What a pleasure to discuss glass with such a learned group!
"I have to admit, much to my shame, that my knowledge in this area is woefully inadequate, particularly for one who attempts to explain to others how glass was made. Perhaps my enthusiasm masks my lack of knowledge. "
I hope that's no reason to be ashamed - sounds like me!
I'm not very knowledgeable about molds, for I'll take a stab at the mold ring question - pure conjecture, understand, but I like that kind of thing sometimes, even when my hypotheses are wrong. I'd guess it's a part of a mold that fits on top of two or more other parts that form the sides of the mold. It would be donut-shaped, and the plunger would come down through the middle. In this case it would bear the negative of the inner half of the handles. This would address my earlier uneasiness about the idea of having a patterned plunger. ...Now to wait and see where I'm wrong!
I'd never heard of a spring punty, but snaps or snap cases are sort of like tongs, with curved ends designed to hold a piece of glass.
Unless the leaf is glued on (highly unlikely), it couldn't have been applied by another maker. Well, it may not be physically impossible, but it would involve very slow reheating to a temperature at which it was hot enough to fuse with the leaf, and the two formulas would have to have compatible coefficients of expansion.
Having said that, I'm hoping I'm wrong. I used to have a flower frog that I strongly believed was made of a piece of glass that had glass ropes added to it at a later date.
"The pinkish colour is merely the reflected 'visible' radiation from the UV source. With a fine spectrum UV source (with no visible light) only fluorescence would be seen - the rest would be black. Lamps are available in the reprographics world but are lethal to the eyes."
This may be the case with this basket, or opalescent glass in general, but it is not always so. I've seen modern colorless glass fluoresce a pinkish color of a different hue from the UV lamp I was using, and have enough experience with using the lamp to usually know when something is fluorescing or reflecting. Mr. Vaselineglass's spectroscopic examples were all uranium-doped, but there are other minerals used in glassmaking that fluoresce or enable fluorescence in longwave UV light (manganese, for instance). Martin's very interesting comments about neodymium absorption spectra in different lights are about a different phenomenon. Fluorescence is when light (or chemical) energy results in the excitation of molecules, which then give off light of a longer wavelength.

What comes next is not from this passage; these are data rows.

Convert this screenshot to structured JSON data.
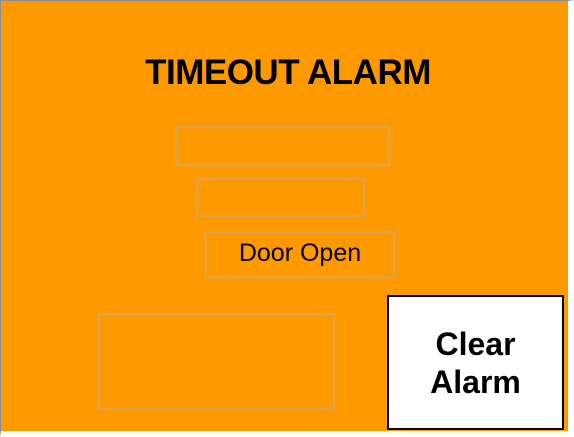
{
  "title": "TIMEOUT ALARM",
  "fields": {
    "field_1_value": "",
    "field_2_value": "",
    "status_text": "Door Open",
    "field_4_value": ""
  },
  "button": {
    "line_1": "Clear",
    "line_2": "Alarm"
  },
  "colors": {
    "background": "#ff9900",
    "field_border": "#d9a35a",
    "button_background": "#ffffff",
    "text": "#000000"
  }
}
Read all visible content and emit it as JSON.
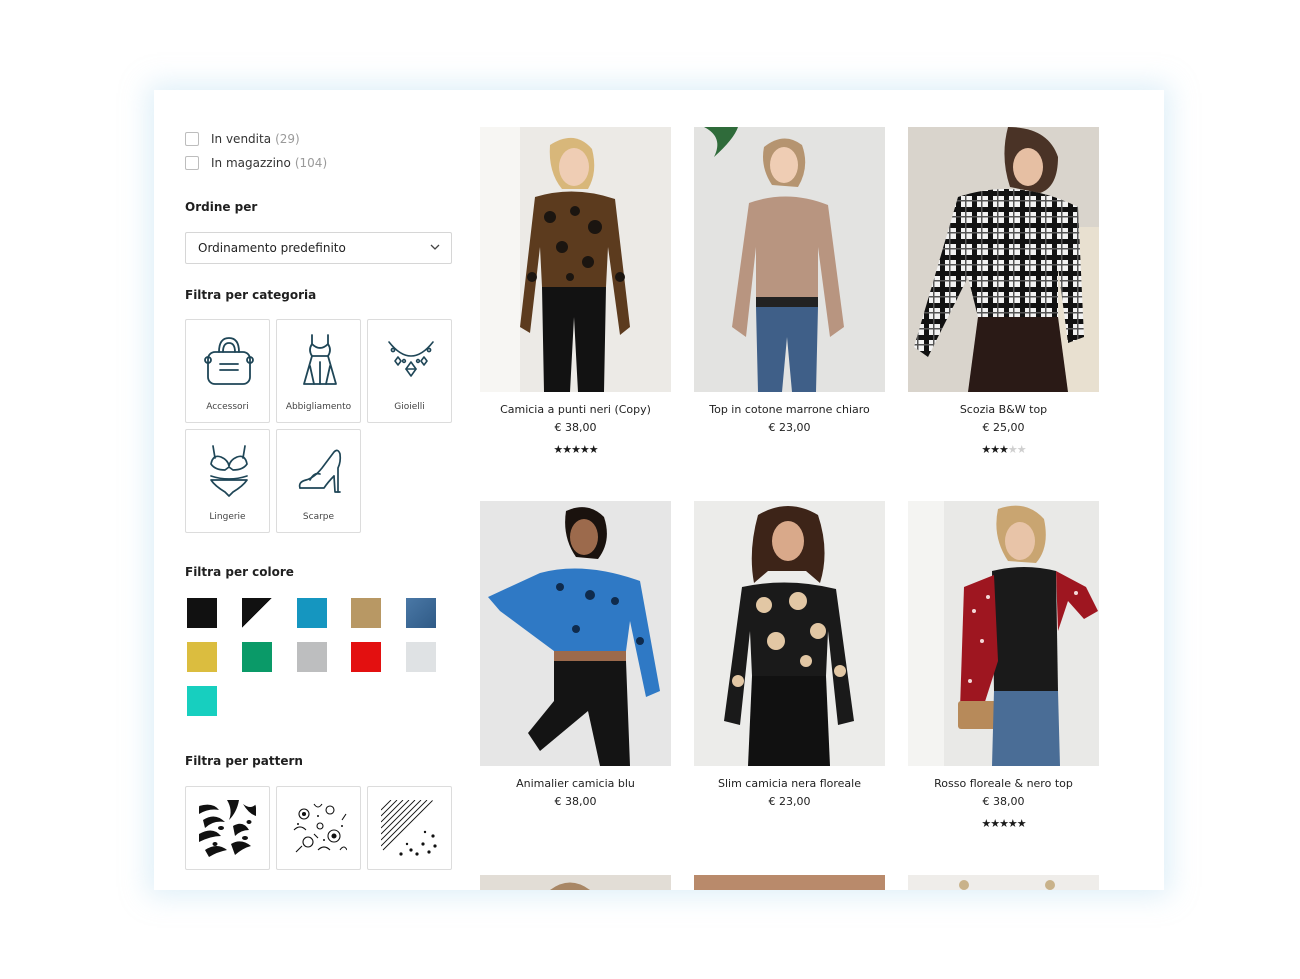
{
  "filters": {
    "availability": [
      {
        "label": "In vendita",
        "count": "(29)"
      },
      {
        "label": "In magazzino",
        "count": "(104)"
      }
    ],
    "sort": {
      "title": "Ordine per",
      "selected": "Ordinamento predefinito"
    },
    "category": {
      "title": "Filtra per categoria",
      "items": [
        {
          "label": "Accessori",
          "icon": "handbag-icon"
        },
        {
          "label": "Abbigliamento",
          "icon": "dress-icon"
        },
        {
          "label": "Gioielli",
          "icon": "necklace-icon"
        },
        {
          "label": "Lingerie",
          "icon": "lingerie-icon"
        },
        {
          "label": "Scarpe",
          "icon": "high-heel-icon"
        }
      ]
    },
    "color": {
      "title": "Filtra per colore",
      "swatches": [
        "#111111",
        "black-white",
        "#1596c0",
        "#b89864",
        "#3e6b99",
        "#dbbd3f",
        "#0a9a68",
        "#bdbebf",
        "#e31010",
        "#dfe2e4",
        "#17cfbf"
      ]
    },
    "pattern": {
      "title": "Filtra per pattern",
      "items": [
        "zebra-pattern-icon",
        "floral-pattern-icon",
        "stripes-dots-pattern-icon"
      ]
    }
  },
  "products": [
    {
      "name": "Camicia a punti neri (Copy)",
      "price": "€ 38,00",
      "rating": 5
    },
    {
      "name": "Top in cotone marrone chiaro",
      "price": "€ 23,00",
      "rating": 0
    },
    {
      "name": "Scozia B&W top",
      "price": "€ 25,00",
      "rating": 3
    },
    {
      "name": "Animalier camicia blu",
      "price": "€ 38,00",
      "rating": 0
    },
    {
      "name": "Slim camicia nera floreale",
      "price": "€ 23,00",
      "rating": 0
    },
    {
      "name": "Rosso floreale & nero top",
      "price": "€ 38,00",
      "rating": 5
    }
  ],
  "colors": {
    "icon_stroke": "#1f4657",
    "border": "#dcdcdc"
  }
}
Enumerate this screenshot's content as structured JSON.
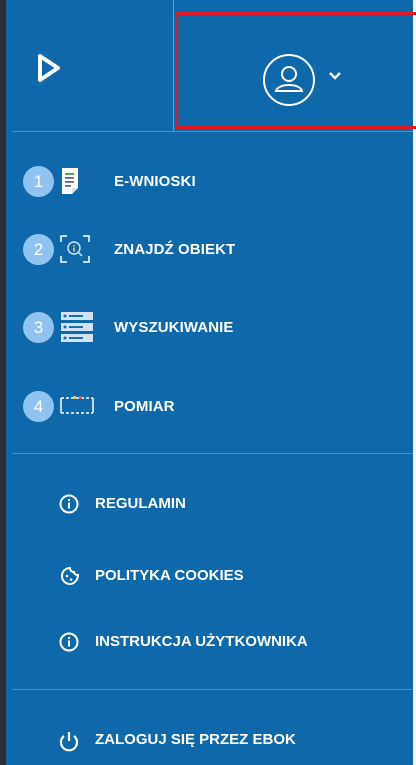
{
  "header": {
    "logo_icon": "play-logo-icon",
    "user_icon": "user-avatar-icon",
    "dropdown_icon": "chevron-down-icon"
  },
  "menu": [
    {
      "number": "1",
      "label": "E-WNIOSKI",
      "icon": "document-icon"
    },
    {
      "number": "2",
      "label": "ZNAJDŹ OBIEKT",
      "icon": "find-object-icon"
    },
    {
      "number": "3",
      "label": "WYSZUKIWANIE",
      "icon": "search-list-icon"
    },
    {
      "number": "4",
      "label": "POMIAR",
      "icon": "measure-icon"
    }
  ],
  "links": [
    {
      "label": "REGULAMIN",
      "icon": "info-icon"
    },
    {
      "label": "POLITYKA COOKIES",
      "icon": "cookie-icon"
    },
    {
      "label": "INSTRUKCJA UŻYTKOWNIKA",
      "icon": "info-icon"
    }
  ],
  "login": {
    "label": "ZALOGUJ SIĘ PRZEZ EBOK",
    "icon": "power-icon"
  },
  "colors": {
    "panel_bg": "#0e68aa",
    "badge": "#8fc4f2",
    "highlight_border": "#e21b23"
  }
}
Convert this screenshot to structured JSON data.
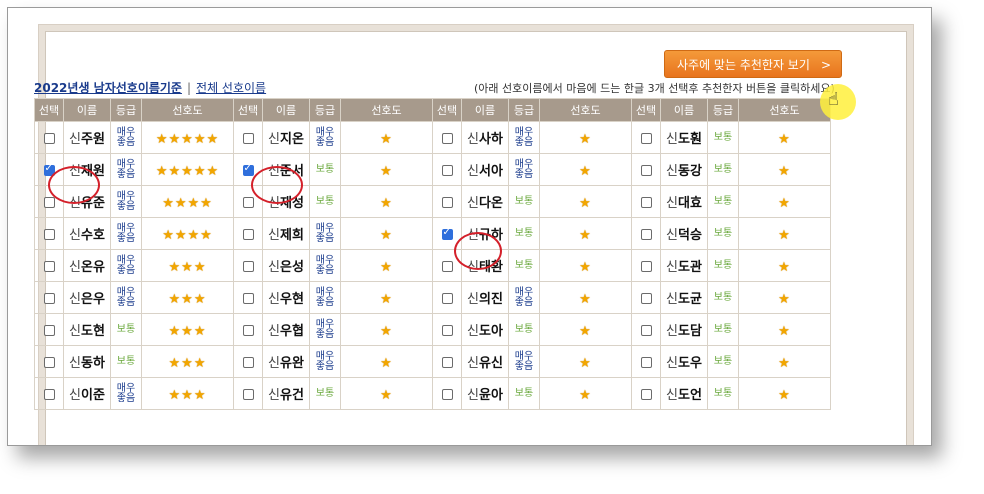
{
  "header": {
    "link_2022": "2022년생 남자선호이름기준",
    "separator": "|",
    "link_all": "전체 선호이름",
    "notice": "(아래 선호이름에서 마음에 드는 한글 3개 선택후 추천한자 버튼을 클릭하세요)",
    "recommend_button": "사주에 맞는 추천한자 보기",
    "recommend_arrow": ">"
  },
  "table_headers": [
    "선택",
    "이름",
    "등급",
    "선호도"
  ],
  "columns": [
    {
      "rows": [
        {
          "sur": "신",
          "given": "주원",
          "grade": "매우 좋음",
          "stars": "★★★★★",
          "checked": false
        },
        {
          "sur": "신",
          "given": "재원",
          "grade": "매우 좋음",
          "stars": "★★★★★",
          "checked": true
        },
        {
          "sur": "신",
          "given": "유준",
          "grade": "매우 좋음",
          "stars": "★★★★",
          "checked": false
        },
        {
          "sur": "신",
          "given": "수호",
          "grade": "매우 좋음",
          "stars": "★★★★",
          "checked": false
        },
        {
          "sur": "신",
          "given": "온유",
          "grade": "매우 좋음",
          "stars": "★★★",
          "checked": false
        },
        {
          "sur": "신",
          "given": "은우",
          "grade": "매우 좋음",
          "stars": "★★★",
          "checked": false
        },
        {
          "sur": "신",
          "given": "도현",
          "grade": "보통",
          "stars": "★★★",
          "checked": false
        },
        {
          "sur": "신",
          "given": "동하",
          "grade": "보통",
          "stars": "★★★",
          "checked": false
        },
        {
          "sur": "신",
          "given": "이준",
          "grade": "매우 좋음",
          "stars": "★★★",
          "checked": false
        }
      ]
    },
    {
      "rows": [
        {
          "sur": "신",
          "given": "지온",
          "grade": "매우 좋음",
          "stars": "★",
          "checked": false
        },
        {
          "sur": "신",
          "given": "준서",
          "grade": "보통",
          "stars": "★",
          "checked": true
        },
        {
          "sur": "신",
          "given": "재성",
          "grade": "보통",
          "stars": "★",
          "checked": false
        },
        {
          "sur": "신",
          "given": "제희",
          "grade": "매우 좋음",
          "stars": "★",
          "checked": false
        },
        {
          "sur": "신",
          "given": "은성",
          "grade": "매우 좋음",
          "stars": "★",
          "checked": false
        },
        {
          "sur": "신",
          "given": "우현",
          "grade": "매우 좋음",
          "stars": "★",
          "checked": false
        },
        {
          "sur": "신",
          "given": "우협",
          "grade": "매우 좋음",
          "stars": "★",
          "checked": false
        },
        {
          "sur": "신",
          "given": "유완",
          "grade": "매우 좋음",
          "stars": "★",
          "checked": false
        },
        {
          "sur": "신",
          "given": "유건",
          "grade": "보통",
          "stars": "★",
          "checked": false
        }
      ]
    },
    {
      "rows": [
        {
          "sur": "신",
          "given": "사하",
          "grade": "매우 좋음",
          "stars": "★",
          "checked": false
        },
        {
          "sur": "신",
          "given": "서아",
          "grade": "매우 좋음",
          "stars": "★",
          "checked": false
        },
        {
          "sur": "신",
          "given": "다온",
          "grade": "보통",
          "stars": "★",
          "checked": false
        },
        {
          "sur": "신",
          "given": "규하",
          "grade": "보통",
          "stars": "★",
          "checked": true
        },
        {
          "sur": "신",
          "given": "태환",
          "grade": "보통",
          "stars": "★",
          "checked": false
        },
        {
          "sur": "신",
          "given": "의진",
          "grade": "매우 좋음",
          "stars": "★",
          "checked": false
        },
        {
          "sur": "신",
          "given": "도아",
          "grade": "보통",
          "stars": "★",
          "checked": false
        },
        {
          "sur": "신",
          "given": "유신",
          "grade": "매우 좋음",
          "stars": "★",
          "checked": false
        },
        {
          "sur": "신",
          "given": "윤아",
          "grade": "보통",
          "stars": "★",
          "checked": false
        }
      ]
    },
    {
      "rows": [
        {
          "sur": "신",
          "given": "도훤",
          "grade": "보통",
          "stars": "★",
          "checked": false
        },
        {
          "sur": "신",
          "given": "동강",
          "grade": "보통",
          "stars": "★",
          "checked": false
        },
        {
          "sur": "신",
          "given": "대효",
          "grade": "보통",
          "stars": "★",
          "checked": false
        },
        {
          "sur": "신",
          "given": "덕승",
          "grade": "보통",
          "stars": "★",
          "checked": false
        },
        {
          "sur": "신",
          "given": "도관",
          "grade": "보통",
          "stars": "★",
          "checked": false
        },
        {
          "sur": "신",
          "given": "도균",
          "grade": "보통",
          "stars": "★",
          "checked": false
        },
        {
          "sur": "신",
          "given": "도담",
          "grade": "보통",
          "stars": "★",
          "checked": false
        },
        {
          "sur": "신",
          "given": "도우",
          "grade": "보통",
          "stars": "★",
          "checked": false
        },
        {
          "sur": "신",
          "given": "도언",
          "grade": "보통",
          "stars": "★",
          "checked": false
        }
      ]
    }
  ],
  "colors": {
    "header_bg": "#a79a8c",
    "button_orange": "#e8741e",
    "highlight_red": "#d4202a",
    "grade_good": "#1a3b8c",
    "grade_normal": "#6aa83c"
  },
  "icons": {
    "cursor": "hand-pointer-icon",
    "star": "star-icon",
    "chevron": "chevron-right-icon"
  }
}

Phew, sorry about the long post! I love these subjects.
Oh, forgot to answer this: "BTW â€” Apologies, I had to ask â€” Are you a descendant of the Silber of Silber & Fleming, whose c.1890 mail order glass and china catalogue is so useful to us today?"
No, sorry, never heard of 'em! Is this a common reference on your side of the pond?